Our good days are so good! My children and I are in sync, kind of like a well-oiled machine. We get along, communicating easily and agreeably. No one is arguing and we are having a playful time together. We are cooperating and there is an air of affection, and love, and laughter.
And yet all of this can come to a screeching halt if my child acts in a way that triggers me. Maybe my child, in excitement or frustration, yells in a high pitch. Maybe my child is not listening to my reasonable request the first, second, or even fifth time. Maybe my child is dawdling when I was ready to move out the door 10 minutes ago! In these moments, I just lose it. My face gets flushed, I feel overheated and overemotional. I react without thinking, usually by yelling or counting down from 3. I really blow up! I flip my lid! And all my best intentions go right out the door. I can see it in their little eyes. They are confused by my behavior and there has been a break in trust.
Why does this keep happening to me?
I try to be a conscious parent and raise my children with gentle discipline and unconditional love. Why then, am I consistently undoing what I have worked so hard to build? Well, I found some of the answers in Bruce Lipton’s book, The Biology of Belief. It was here that I encountered the idea that we are literally of two minds: the conscious mind and the subconscious mind. The conscious mind is the creative mind—the source of our personal identity—which holds the wishes, desires and aspirations for our lives. This is where my best parenting intentions sit.
In contrast, the subconscious mind is fundamentally habitual. It was programmed primarily in our first six years of life by our caregivers like a track on a CD (I was going to say cassette tape but THAT would have dated me!) It plays the same responses to life’s signals over and over again. This is where my unwanted responses, my triggers, flare from. My worst parenting happens here.
So, here’s the bad news – studies in neuroscience have determined that the conscious mind is only in control 5 percent of the time.

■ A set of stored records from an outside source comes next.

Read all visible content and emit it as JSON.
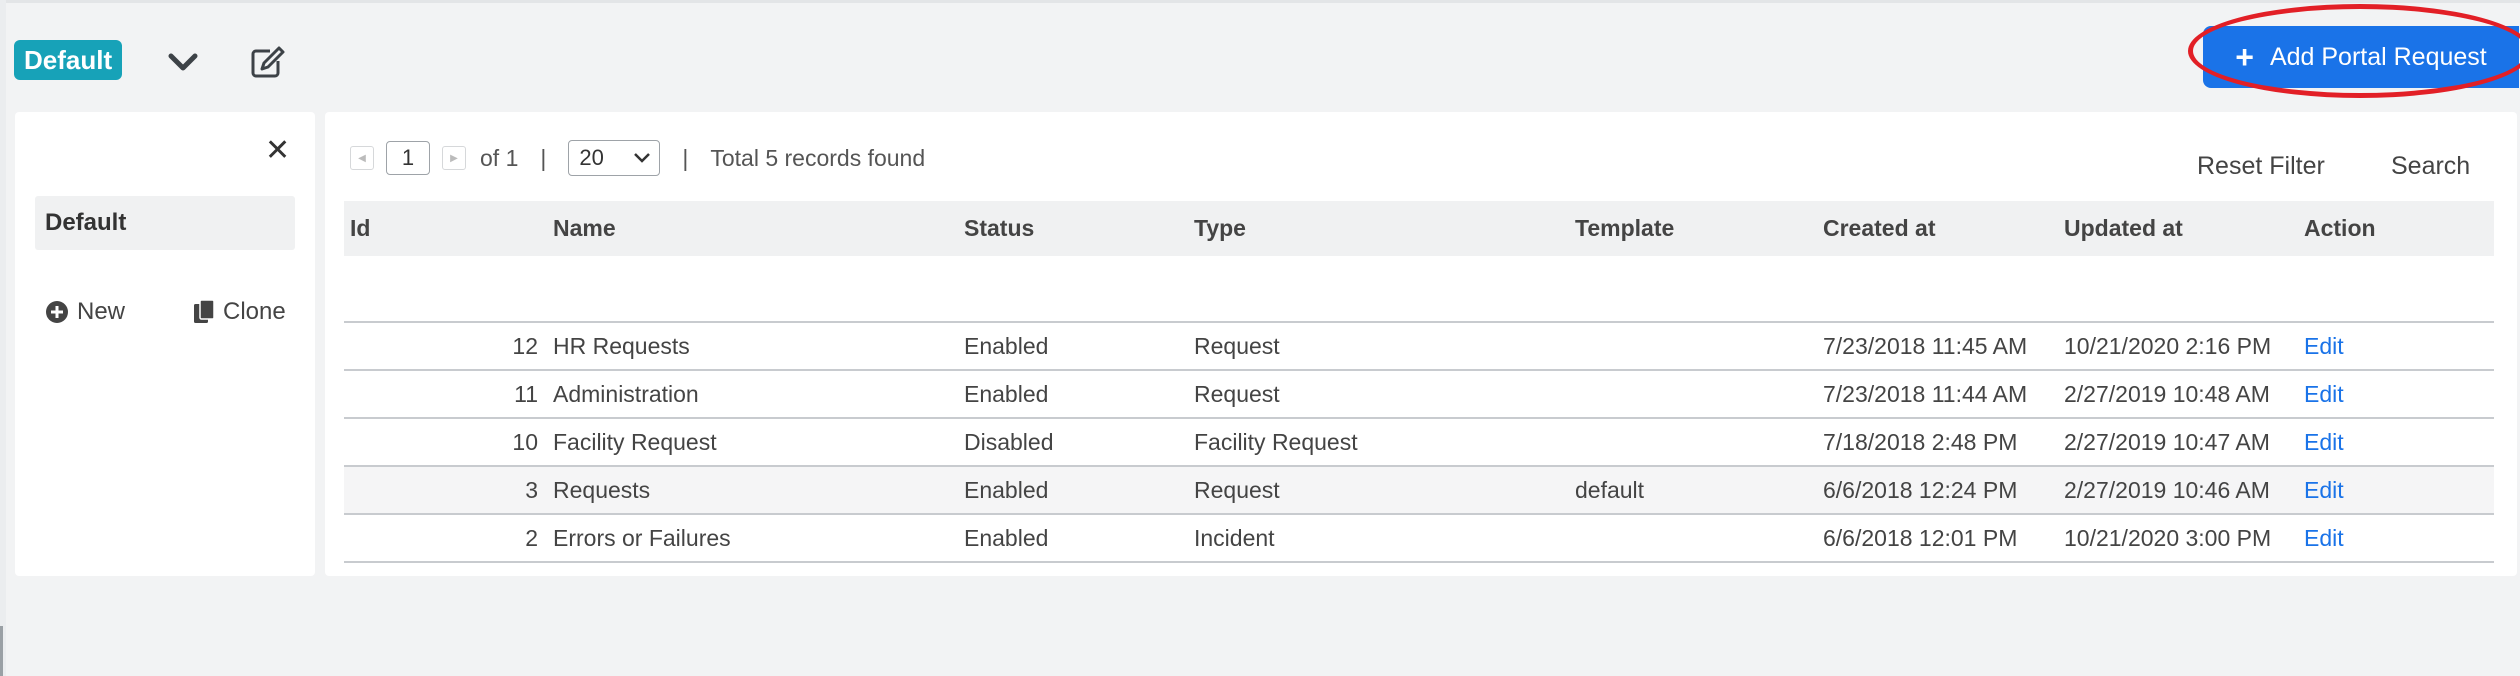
{
  "header": {
    "view_name": "Default",
    "add_button_label": "Add Portal Request",
    "icons": {
      "chevron": "chevron-down-icon",
      "edit": "edit-icon",
      "add": "plus-icon"
    }
  },
  "sidebar": {
    "close_icon": "close-icon",
    "items": [
      {
        "label": "Default"
      }
    ],
    "new_label": "New",
    "clone_label": "Clone"
  },
  "pagination": {
    "current_page": "1",
    "of_text": "of 1",
    "separator": "|",
    "page_size": "20",
    "total_text": "Total 5 records found"
  },
  "toolbar": {
    "reset_filter": "Reset Filter",
    "search": "Search"
  },
  "table": {
    "columns": [
      "Id",
      "Name",
      "Status",
      "Type",
      "Template",
      "Created at",
      "Updated at",
      "Action"
    ],
    "rows": [
      {
        "id": "12",
        "name": "HR Requests",
        "status": "Enabled",
        "type": "Request",
        "template": "",
        "created": "7/23/2018 11:45 AM",
        "updated": "10/21/2020 2:16 PM",
        "action": "Edit"
      },
      {
        "id": "11",
        "name": "Administration",
        "status": "Enabled",
        "type": "Request",
        "template": "",
        "created": "7/23/2018 11:44 AM",
        "updated": "2/27/2019 10:48 AM",
        "action": "Edit"
      },
      {
        "id": "10",
        "name": "Facility Request",
        "status": "Disabled",
        "type": "Facility Request",
        "template": "",
        "created": "7/18/2018 2:48 PM",
        "updated": "2/27/2019 10:47 AM",
        "action": "Edit"
      },
      {
        "id": "3",
        "name": "Requests",
        "status": "Enabled",
        "type": "Request",
        "template": "default",
        "created": "6/6/2018 12:24 PM",
        "updated": "2/27/2019 10:46 AM",
        "action": "Edit"
      },
      {
        "id": "2",
        "name": "Errors or Failures",
        "status": "Enabled",
        "type": "Incident",
        "template": "",
        "created": "6/6/2018 12:01 PM",
        "updated": "10/21/2020 3:00 PM",
        "action": "Edit"
      }
    ]
  },
  "colors": {
    "badge": "#17a2b8",
    "primary": "#1a73e8",
    "highlight": "#e21f26",
    "background": "#f2f3f4"
  }
}
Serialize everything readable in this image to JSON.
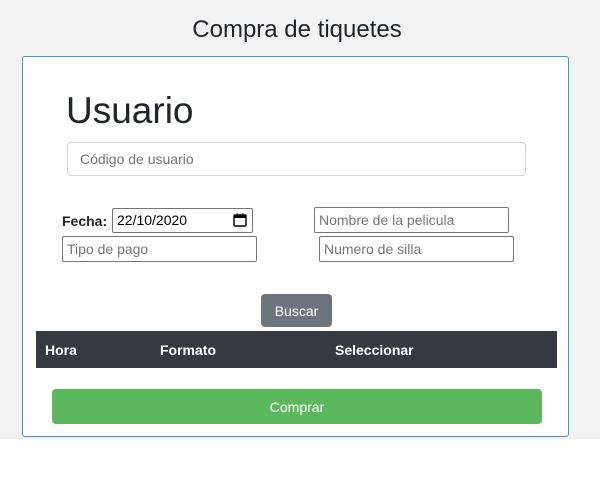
{
  "page": {
    "title": "Compra de tiquetes"
  },
  "form": {
    "section_title": "Usuario",
    "user_code": {
      "value": "",
      "placeholder": "Código de usuario"
    },
    "date": {
      "label": "Fecha:",
      "value": "22/10/2020"
    },
    "movie_name": {
      "value": "",
      "placeholder": "Nombre de la pelicula"
    },
    "payment_type": {
      "value": "",
      "placeholder": "Tipo de pago"
    },
    "seat_number": {
      "value": "",
      "placeholder": "Numero de silla"
    },
    "search_button": "Buscar"
  },
  "table": {
    "headers": [
      "Hora",
      "Formato",
      "Seleccionar"
    ],
    "rows": []
  },
  "buy_button": "Comprar",
  "colors": {
    "card_border": "#4a90e2",
    "search_button": "#6c757d",
    "table_header": "#343a40",
    "buy_button": "#5cb85c"
  }
}
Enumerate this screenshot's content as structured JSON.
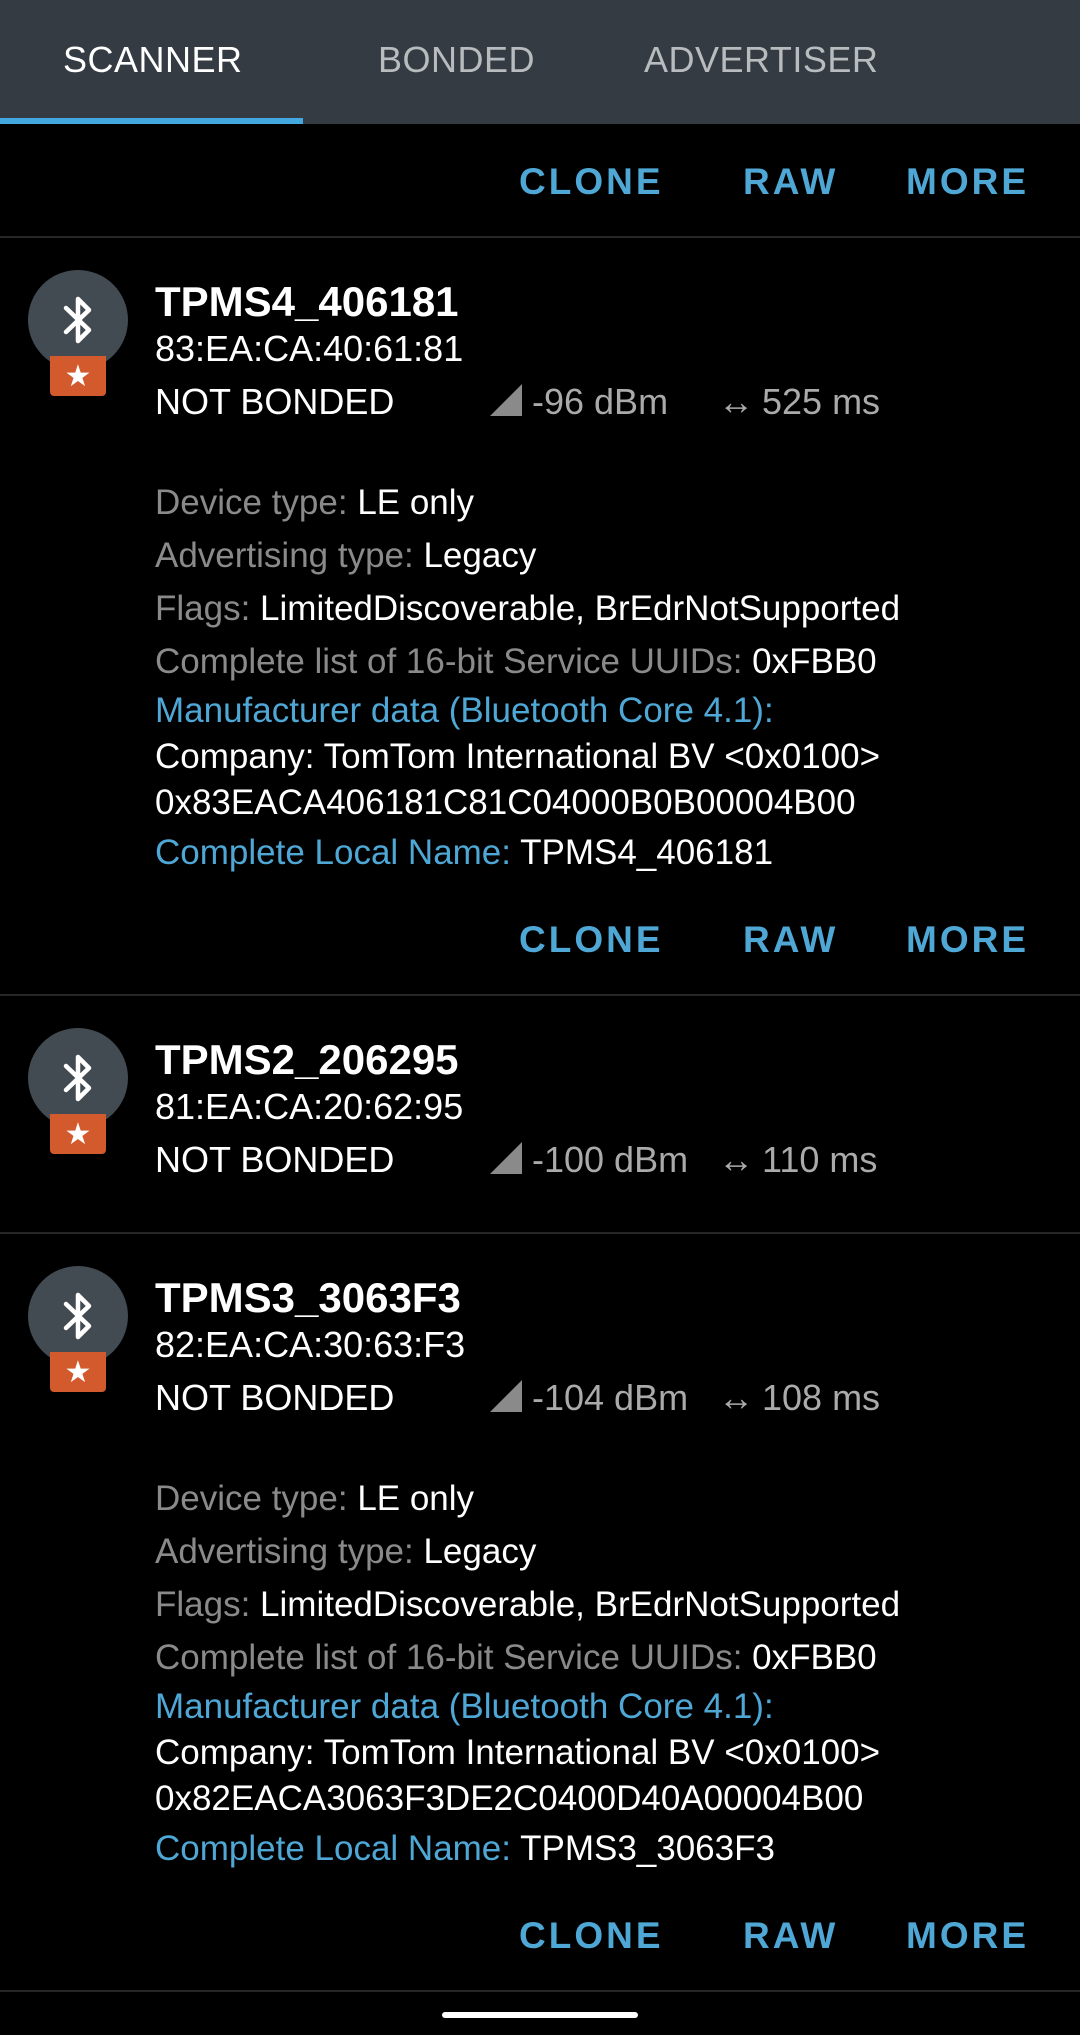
{
  "tabs": [
    {
      "label": "SCANNER",
      "active": true
    },
    {
      "label": "BONDED",
      "active": false
    },
    {
      "label": "ADVERTISER",
      "active": false
    }
  ],
  "actions": {
    "clone": "CLONE",
    "raw": "RAW",
    "more": "MORE"
  },
  "colors": {
    "tabbar": "#343b42",
    "accent": "#43a8e0",
    "link": "#4fa7d5",
    "badge": "#d25a2d",
    "avatar": "#424a52"
  },
  "badge_glyph": "★",
  "devices": [
    {
      "name": "TPMS4_406181",
      "address": "83:EA:CA:40:61:81",
      "bond_state": "NOT BONDED",
      "rssi": "-96 dBm",
      "interval": "525 ms",
      "device_type_label": "Device type: ",
      "device_type": "LE only",
      "adv_type_label": "Advertising type: ",
      "adv_type": "Legacy",
      "flags_label": "Flags: ",
      "flags": "LimitedDiscoverable, BrEdrNotSupported",
      "uuids_label": "Complete list of 16-bit Service UUIDs: ",
      "uuids": "0xFBB0",
      "mfr_label": "Manufacturer data (Bluetooth Core 4.1):",
      "mfr_company": "Company: TomTom International BV <0x0100>",
      "mfr_data": "0x83EACA406181C81C04000B0B00004B00",
      "local_name_label": "Complete Local Name: ",
      "local_name": "TPMS4_406181"
    },
    {
      "name": "TPMS2_206295",
      "address": "81:EA:CA:20:62:95",
      "bond_state": "NOT BONDED",
      "rssi": "-100 dBm",
      "interval": "110 ms"
    },
    {
      "name": "TPMS3_3063F3",
      "address": "82:EA:CA:30:63:F3",
      "bond_state": "NOT BONDED",
      "rssi": "-104 dBm",
      "interval": "108 ms",
      "device_type_label": "Device type: ",
      "device_type": "LE only",
      "adv_type_label": "Advertising type: ",
      "adv_type": "Legacy",
      "flags_label": "Flags: ",
      "flags": "LimitedDiscoverable, BrEdrNotSupported",
      "uuids_label": "Complete list of 16-bit Service UUIDs: ",
      "uuids": "0xFBB0",
      "mfr_label": "Manufacturer data (Bluetooth Core 4.1):",
      "mfr_company": "Company: TomTom International BV <0x0100>",
      "mfr_data": "0x82EACA3063F3DE2C0400D40A00004B00",
      "local_name_label": "Complete Local Name: ",
      "local_name": "TPMS3_3063F3"
    }
  ]
}
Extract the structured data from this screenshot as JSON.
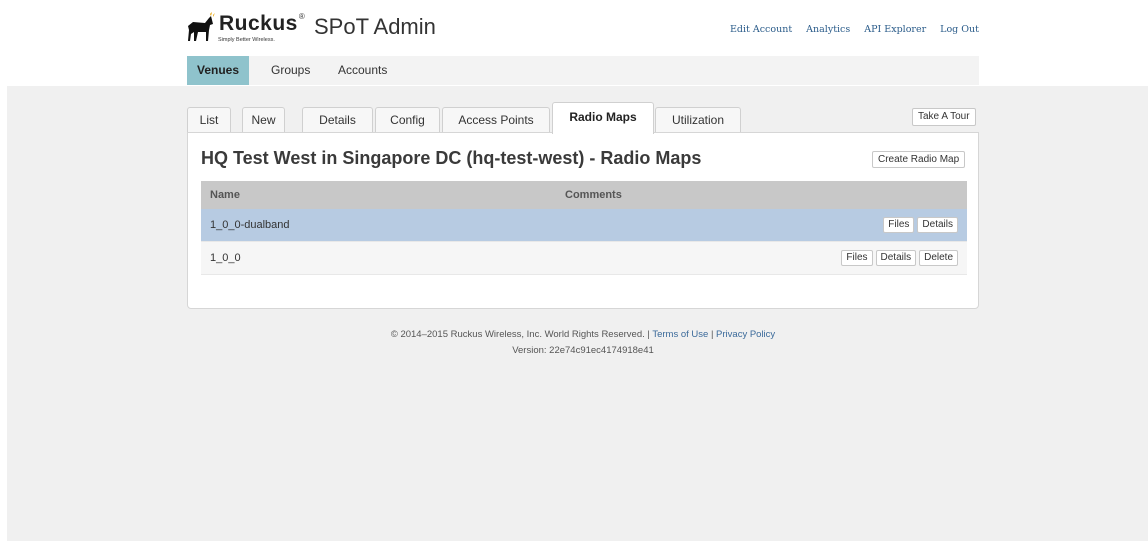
{
  "brand": {
    "name": "Ruckus",
    "tagline": "Simply Better Wireless.",
    "app_title": "SPoT Admin"
  },
  "top_links": {
    "edit_account": "Edit Account",
    "analytics": "Analytics",
    "api_explorer": "API Explorer",
    "log_out": "Log Out"
  },
  "main_nav": {
    "venues": "Venues",
    "groups": "Groups",
    "accounts": "Accounts",
    "active": "Venues"
  },
  "tabs": {
    "list": "List",
    "new": "New",
    "details": "Details",
    "config": "Config",
    "access_points": "Access Points",
    "radio_maps": "Radio Maps",
    "utilization": "Utilization",
    "active": "Radio Maps"
  },
  "take_tour": "Take A Tour",
  "page_title": "HQ Test West in Singapore DC (hq-test-west) - Radio Maps",
  "create_radio_map": "Create Radio Map",
  "table": {
    "headers": {
      "name": "Name",
      "comments": "Comments"
    },
    "rows": [
      {
        "name": "1_0_0-dualband",
        "comments": "",
        "files": "Files",
        "details": "Details"
      },
      {
        "name": "1_0_0",
        "comments": "",
        "files": "Files",
        "details": "Details",
        "delete": "Delete"
      }
    ]
  },
  "footer": {
    "copyright": "© 2014–2015 Ruckus Wireless, Inc. World Rights Reserved. |",
    "terms": "Terms of Use",
    "separator": "|",
    "privacy": "Privacy Policy",
    "version": "Version: 22e74c91ec4174918e41"
  },
  "colors": {
    "active_nav": "#8fc3cc",
    "selected_row": "#b7cbe2",
    "link": "#2b5c8a",
    "content_bg": "#f0f0f0"
  }
}
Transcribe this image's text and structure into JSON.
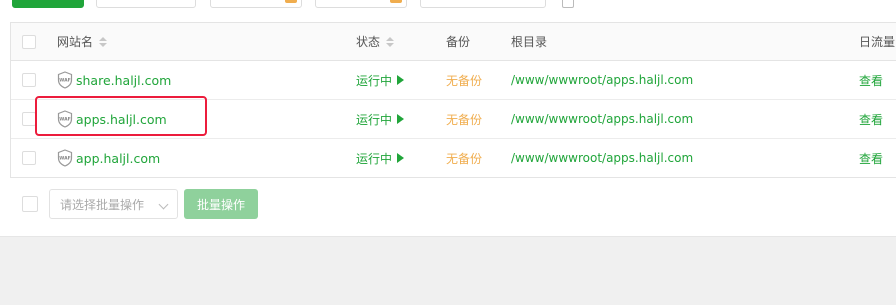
{
  "columns": {
    "name": "网站名",
    "status": "状态",
    "backup": "备份",
    "root": "根目录",
    "traffic": "日流量"
  },
  "sites": [
    {
      "name": "share.haljl.com",
      "status": "运行中",
      "backup": "无备份",
      "root": "/www/wwwroot/apps.haljl.com",
      "traffic": "查看"
    },
    {
      "name": "apps.haljl.com",
      "status": "运行中",
      "backup": "无备份",
      "root": "/www/wwwroot/apps.haljl.com",
      "traffic": "查看"
    },
    {
      "name": "app.haljl.com",
      "status": "运行中",
      "backup": "无备份",
      "root": "/www/wwwroot/apps.haljl.com",
      "traffic": "查看"
    }
  ],
  "batch": {
    "select_placeholder": "请选择批量操作",
    "button_label": "批量操作"
  },
  "waf_label": "WAF",
  "colors": {
    "accent": "#20a53a",
    "warning": "#f0ad4e",
    "highlight": "#ec1c3c"
  }
}
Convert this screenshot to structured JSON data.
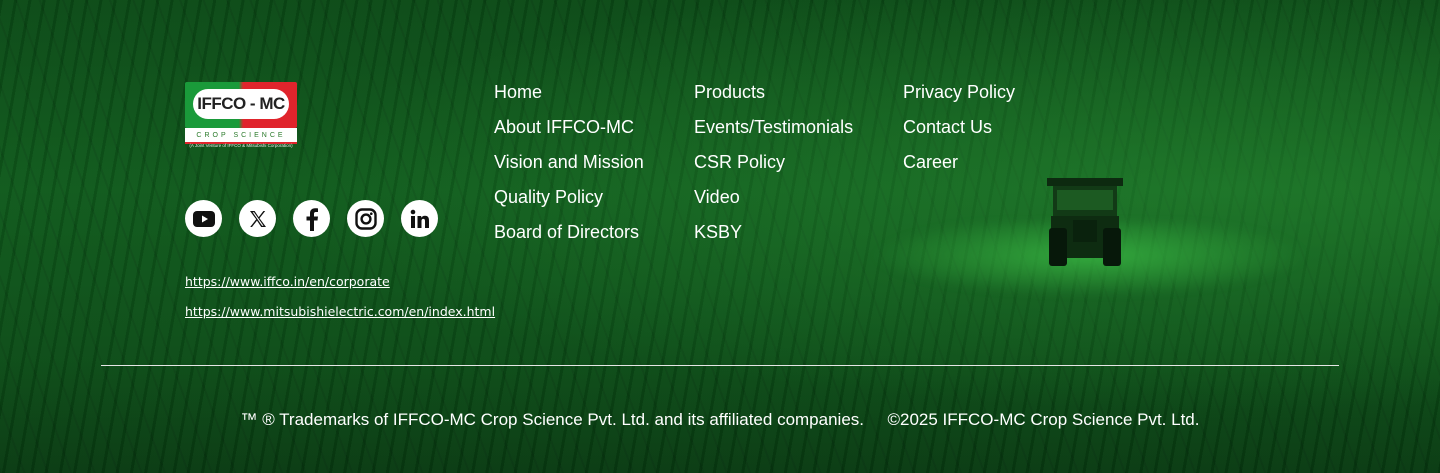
{
  "logo": {
    "name": "IFFCO - MC",
    "subtitle": "CROP SCIENCE",
    "joint_venture": "(A Joint Venture of IFFCO & Mitsubishi Corporation)"
  },
  "social": [
    {
      "name": "youtube",
      "icon": "youtube-icon"
    },
    {
      "name": "x",
      "icon": "x-icon"
    },
    {
      "name": "facebook",
      "icon": "facebook-icon"
    },
    {
      "name": "instagram",
      "icon": "instagram-icon"
    },
    {
      "name": "linkedin",
      "icon": "linkedin-icon"
    }
  ],
  "external_links": [
    "https://www.iffco.in/en/corporate",
    "https://www.mitsubishielectric.com/en/index.html"
  ],
  "nav": {
    "col1": [
      "Home",
      "About IFFCO-MC",
      "Vision and Mission",
      "Quality Policy",
      "Board of Directors"
    ],
    "col2": [
      "Products",
      "Events/Testimonials",
      "CSR Policy",
      "Video",
      "KSBY"
    ],
    "col3": [
      "Privacy Policy",
      "Contact Us",
      "Career"
    ]
  },
  "footer": {
    "trademark": "™ ® Trademarks of  IFFCO-MC Crop Science Pvt. Ltd. and its affiliated companies.",
    "copyright": "©2025 IFFCO-MC Crop Science Pvt. Ltd."
  },
  "colors": {
    "background": "#0f5a1c",
    "logo_green": "#1a9a3a",
    "logo_red": "#e0242c",
    "text": "#ffffff"
  }
}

Yikes! That means that my subconscious mind is truly making my everyday decisions for me. And that all my wishes, hopes, and desires are not enough to actually effect change in my life. I could read 100 parenting books that inspire me to be a better parent, but in the heat of the moment with my kids, I am destined to react in some predetermined way. Or am I?
Well, here’s the good news—in addition to the conscious mind, humans have an area of the brain called the pre-frontal cortex, a “self-conscious” mind. This self-conscious mind is powerful. It has the ability to access my long-term memory and take my past into account when I am consciously planning my future. And with this ability to be reflective, my self-conscious mind can observe the behavior I am engaged in, evaluate the behavior, and consciously decide to change my reaction. This is my free will.
But, here’s the rub. In order to exercise my free will—to act with intention in my parenting , and not merely as a victim of my programming—I must deal with my subconscious mind, particularly my self-limiting beliefs.
We’ll talk about how to get rid of our limiting beliefs and replace them with new empowering beliefs in my next post. Until then!
Practice Makes Progress!